● **Exercise**: Your answer should be one number: the count of lines in these entries that hold the word "text".
======
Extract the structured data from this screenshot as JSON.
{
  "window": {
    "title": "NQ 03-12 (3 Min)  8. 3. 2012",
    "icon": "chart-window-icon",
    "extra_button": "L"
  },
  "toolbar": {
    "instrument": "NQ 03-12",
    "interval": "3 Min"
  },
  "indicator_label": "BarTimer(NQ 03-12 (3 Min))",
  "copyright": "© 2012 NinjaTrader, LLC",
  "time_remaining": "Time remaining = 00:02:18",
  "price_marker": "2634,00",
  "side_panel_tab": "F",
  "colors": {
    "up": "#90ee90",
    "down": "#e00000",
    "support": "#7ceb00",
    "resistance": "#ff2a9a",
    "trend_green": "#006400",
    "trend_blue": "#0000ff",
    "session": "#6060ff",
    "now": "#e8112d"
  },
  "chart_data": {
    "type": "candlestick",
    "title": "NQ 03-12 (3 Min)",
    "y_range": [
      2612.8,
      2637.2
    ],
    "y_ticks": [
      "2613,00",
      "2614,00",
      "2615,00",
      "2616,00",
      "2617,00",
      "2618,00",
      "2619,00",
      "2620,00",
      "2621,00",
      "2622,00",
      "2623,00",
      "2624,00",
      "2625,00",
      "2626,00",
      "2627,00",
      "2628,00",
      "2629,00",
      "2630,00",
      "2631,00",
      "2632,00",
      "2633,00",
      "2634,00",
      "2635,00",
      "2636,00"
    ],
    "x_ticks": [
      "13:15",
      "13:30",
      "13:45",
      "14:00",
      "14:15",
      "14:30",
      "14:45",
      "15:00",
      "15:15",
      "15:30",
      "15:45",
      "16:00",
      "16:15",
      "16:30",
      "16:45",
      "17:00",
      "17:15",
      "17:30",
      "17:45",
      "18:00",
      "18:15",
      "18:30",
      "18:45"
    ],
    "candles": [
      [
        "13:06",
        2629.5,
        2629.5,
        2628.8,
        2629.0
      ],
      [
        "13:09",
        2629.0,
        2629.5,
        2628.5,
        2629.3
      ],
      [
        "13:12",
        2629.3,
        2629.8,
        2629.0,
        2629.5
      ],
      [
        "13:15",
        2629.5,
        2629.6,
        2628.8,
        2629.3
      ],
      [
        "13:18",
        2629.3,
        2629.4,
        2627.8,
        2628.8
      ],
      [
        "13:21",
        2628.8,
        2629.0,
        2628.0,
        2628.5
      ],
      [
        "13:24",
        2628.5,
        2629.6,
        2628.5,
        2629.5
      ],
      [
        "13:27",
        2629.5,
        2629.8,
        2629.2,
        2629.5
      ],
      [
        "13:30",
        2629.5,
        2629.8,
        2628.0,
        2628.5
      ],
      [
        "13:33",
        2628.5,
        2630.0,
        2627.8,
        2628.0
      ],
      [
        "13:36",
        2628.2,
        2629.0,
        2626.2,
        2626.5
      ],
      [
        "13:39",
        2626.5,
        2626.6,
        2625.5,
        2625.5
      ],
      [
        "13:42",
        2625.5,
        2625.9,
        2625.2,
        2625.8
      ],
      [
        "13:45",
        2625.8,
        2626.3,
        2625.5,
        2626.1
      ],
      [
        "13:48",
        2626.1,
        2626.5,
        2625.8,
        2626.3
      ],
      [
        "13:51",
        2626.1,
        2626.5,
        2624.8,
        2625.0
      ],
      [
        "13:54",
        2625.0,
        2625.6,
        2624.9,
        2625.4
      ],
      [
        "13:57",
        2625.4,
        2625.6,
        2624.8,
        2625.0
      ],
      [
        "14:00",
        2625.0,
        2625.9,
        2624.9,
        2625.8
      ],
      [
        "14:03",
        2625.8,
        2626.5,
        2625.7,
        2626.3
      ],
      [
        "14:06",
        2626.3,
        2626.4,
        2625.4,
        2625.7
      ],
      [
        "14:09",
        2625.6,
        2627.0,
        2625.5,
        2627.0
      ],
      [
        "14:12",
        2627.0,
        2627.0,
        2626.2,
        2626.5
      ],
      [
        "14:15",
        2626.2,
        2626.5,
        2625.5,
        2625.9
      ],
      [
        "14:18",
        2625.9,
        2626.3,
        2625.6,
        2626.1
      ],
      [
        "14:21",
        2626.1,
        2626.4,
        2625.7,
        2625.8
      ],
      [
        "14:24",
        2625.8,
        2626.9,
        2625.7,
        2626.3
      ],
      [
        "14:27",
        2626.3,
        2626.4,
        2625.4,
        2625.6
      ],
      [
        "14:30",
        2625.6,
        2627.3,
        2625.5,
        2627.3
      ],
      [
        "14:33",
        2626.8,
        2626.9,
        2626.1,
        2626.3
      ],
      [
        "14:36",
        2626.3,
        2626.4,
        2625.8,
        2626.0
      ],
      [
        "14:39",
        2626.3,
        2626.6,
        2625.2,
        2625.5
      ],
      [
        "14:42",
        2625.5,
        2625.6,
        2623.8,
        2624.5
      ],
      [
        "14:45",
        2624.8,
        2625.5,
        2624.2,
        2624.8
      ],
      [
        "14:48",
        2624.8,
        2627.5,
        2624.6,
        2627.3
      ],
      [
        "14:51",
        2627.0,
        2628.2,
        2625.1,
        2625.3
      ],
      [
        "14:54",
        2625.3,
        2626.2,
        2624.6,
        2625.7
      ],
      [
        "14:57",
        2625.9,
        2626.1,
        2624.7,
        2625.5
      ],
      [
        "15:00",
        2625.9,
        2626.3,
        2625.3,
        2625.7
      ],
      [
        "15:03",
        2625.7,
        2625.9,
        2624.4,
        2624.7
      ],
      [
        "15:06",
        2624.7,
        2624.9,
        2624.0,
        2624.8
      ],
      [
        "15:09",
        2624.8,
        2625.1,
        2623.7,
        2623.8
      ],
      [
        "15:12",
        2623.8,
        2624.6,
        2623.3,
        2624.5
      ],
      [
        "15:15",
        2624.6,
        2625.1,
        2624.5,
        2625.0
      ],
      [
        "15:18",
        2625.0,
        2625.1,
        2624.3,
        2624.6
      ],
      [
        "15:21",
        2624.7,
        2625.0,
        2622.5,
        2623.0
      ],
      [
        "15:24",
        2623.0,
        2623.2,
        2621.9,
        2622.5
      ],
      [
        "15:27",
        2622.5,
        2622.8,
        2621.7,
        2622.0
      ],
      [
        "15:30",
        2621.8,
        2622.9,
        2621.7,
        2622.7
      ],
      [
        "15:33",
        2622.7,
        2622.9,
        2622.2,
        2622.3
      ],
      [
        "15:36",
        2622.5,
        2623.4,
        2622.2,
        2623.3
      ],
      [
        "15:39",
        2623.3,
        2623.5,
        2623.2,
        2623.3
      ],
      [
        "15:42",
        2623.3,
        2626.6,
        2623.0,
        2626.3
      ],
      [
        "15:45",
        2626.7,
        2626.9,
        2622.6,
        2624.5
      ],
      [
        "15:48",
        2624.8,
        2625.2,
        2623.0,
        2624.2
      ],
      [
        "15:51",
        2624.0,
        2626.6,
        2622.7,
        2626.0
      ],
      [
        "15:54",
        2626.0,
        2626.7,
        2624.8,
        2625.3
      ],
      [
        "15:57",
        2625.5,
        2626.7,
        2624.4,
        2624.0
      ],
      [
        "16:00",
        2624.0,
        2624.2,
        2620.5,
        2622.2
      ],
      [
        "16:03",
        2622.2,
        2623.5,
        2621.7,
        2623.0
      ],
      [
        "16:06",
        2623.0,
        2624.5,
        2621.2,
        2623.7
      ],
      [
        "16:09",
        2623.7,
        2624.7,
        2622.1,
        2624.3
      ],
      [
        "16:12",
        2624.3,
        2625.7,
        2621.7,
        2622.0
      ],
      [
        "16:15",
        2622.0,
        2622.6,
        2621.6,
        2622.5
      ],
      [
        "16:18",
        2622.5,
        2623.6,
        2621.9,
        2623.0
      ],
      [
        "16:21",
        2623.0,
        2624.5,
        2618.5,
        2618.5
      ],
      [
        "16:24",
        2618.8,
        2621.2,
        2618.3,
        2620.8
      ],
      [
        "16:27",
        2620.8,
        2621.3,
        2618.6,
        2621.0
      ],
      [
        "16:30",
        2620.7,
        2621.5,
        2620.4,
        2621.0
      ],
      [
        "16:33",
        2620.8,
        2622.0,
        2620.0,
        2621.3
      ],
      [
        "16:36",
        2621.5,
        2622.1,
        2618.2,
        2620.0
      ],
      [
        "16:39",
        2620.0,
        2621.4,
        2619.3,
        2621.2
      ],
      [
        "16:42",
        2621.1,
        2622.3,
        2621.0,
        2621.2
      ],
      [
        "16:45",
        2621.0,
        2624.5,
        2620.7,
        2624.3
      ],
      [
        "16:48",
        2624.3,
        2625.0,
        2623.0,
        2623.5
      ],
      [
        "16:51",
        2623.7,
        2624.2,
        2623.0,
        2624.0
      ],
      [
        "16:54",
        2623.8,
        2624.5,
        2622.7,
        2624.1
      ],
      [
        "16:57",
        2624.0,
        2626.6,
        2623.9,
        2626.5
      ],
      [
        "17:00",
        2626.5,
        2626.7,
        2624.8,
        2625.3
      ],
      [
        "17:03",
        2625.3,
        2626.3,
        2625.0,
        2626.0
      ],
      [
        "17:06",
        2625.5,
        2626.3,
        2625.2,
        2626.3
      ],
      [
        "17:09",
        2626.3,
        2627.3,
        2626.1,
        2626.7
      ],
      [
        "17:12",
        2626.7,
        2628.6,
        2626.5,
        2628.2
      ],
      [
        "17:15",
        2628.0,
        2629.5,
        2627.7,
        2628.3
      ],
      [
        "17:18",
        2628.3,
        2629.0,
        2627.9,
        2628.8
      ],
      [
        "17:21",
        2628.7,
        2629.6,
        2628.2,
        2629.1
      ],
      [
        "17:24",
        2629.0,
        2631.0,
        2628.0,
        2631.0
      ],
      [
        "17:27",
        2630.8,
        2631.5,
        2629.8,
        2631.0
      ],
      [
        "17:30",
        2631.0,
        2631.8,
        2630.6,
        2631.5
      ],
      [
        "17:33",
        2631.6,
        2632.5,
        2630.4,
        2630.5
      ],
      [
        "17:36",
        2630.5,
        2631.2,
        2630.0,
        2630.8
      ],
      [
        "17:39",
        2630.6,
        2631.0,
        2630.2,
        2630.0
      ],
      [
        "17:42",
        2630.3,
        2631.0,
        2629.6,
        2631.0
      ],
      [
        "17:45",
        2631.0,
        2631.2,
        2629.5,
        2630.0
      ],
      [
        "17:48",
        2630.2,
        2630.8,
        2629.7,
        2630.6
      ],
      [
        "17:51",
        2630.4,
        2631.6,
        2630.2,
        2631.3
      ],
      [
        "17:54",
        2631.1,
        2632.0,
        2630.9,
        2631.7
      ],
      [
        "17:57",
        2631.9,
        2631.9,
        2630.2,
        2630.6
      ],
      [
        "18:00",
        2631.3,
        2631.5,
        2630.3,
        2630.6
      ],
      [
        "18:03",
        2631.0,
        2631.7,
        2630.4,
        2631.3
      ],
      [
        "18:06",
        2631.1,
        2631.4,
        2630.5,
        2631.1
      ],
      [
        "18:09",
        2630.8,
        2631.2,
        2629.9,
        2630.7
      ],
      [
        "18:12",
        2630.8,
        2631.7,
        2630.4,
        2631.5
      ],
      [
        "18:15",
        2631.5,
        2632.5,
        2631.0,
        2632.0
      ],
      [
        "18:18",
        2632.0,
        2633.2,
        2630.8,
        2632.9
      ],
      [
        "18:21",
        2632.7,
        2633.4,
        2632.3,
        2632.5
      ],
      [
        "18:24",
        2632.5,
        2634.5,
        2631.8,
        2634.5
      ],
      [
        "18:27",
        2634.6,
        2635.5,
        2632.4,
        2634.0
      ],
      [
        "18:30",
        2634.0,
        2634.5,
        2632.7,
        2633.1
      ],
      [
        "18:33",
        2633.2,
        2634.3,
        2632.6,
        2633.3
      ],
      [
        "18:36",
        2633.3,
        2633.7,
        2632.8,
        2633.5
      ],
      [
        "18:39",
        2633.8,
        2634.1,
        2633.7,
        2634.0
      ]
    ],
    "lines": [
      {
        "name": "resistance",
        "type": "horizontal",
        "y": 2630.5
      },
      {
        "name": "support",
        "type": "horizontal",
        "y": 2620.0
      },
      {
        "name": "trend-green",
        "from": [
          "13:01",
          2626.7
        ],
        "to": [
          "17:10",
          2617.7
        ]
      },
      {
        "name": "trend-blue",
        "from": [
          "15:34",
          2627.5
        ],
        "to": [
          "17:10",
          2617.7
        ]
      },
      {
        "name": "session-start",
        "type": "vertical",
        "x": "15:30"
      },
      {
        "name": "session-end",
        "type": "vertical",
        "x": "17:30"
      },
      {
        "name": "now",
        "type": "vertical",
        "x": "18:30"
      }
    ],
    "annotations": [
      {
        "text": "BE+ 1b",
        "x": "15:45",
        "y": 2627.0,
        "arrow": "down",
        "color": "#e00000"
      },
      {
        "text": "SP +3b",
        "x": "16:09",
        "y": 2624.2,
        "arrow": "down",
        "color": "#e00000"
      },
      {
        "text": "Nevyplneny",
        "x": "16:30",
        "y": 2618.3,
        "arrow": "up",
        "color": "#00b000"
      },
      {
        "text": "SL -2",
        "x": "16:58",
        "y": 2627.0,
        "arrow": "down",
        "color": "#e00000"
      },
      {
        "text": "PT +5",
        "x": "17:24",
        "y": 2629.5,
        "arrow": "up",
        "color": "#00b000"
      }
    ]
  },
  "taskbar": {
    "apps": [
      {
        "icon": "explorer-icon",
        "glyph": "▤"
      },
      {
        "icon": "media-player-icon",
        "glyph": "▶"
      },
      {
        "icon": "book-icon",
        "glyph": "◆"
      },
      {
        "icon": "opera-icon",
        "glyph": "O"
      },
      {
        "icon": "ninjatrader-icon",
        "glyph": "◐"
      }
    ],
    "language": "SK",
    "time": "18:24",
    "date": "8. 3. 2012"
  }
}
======
● **Exercise solution**: 5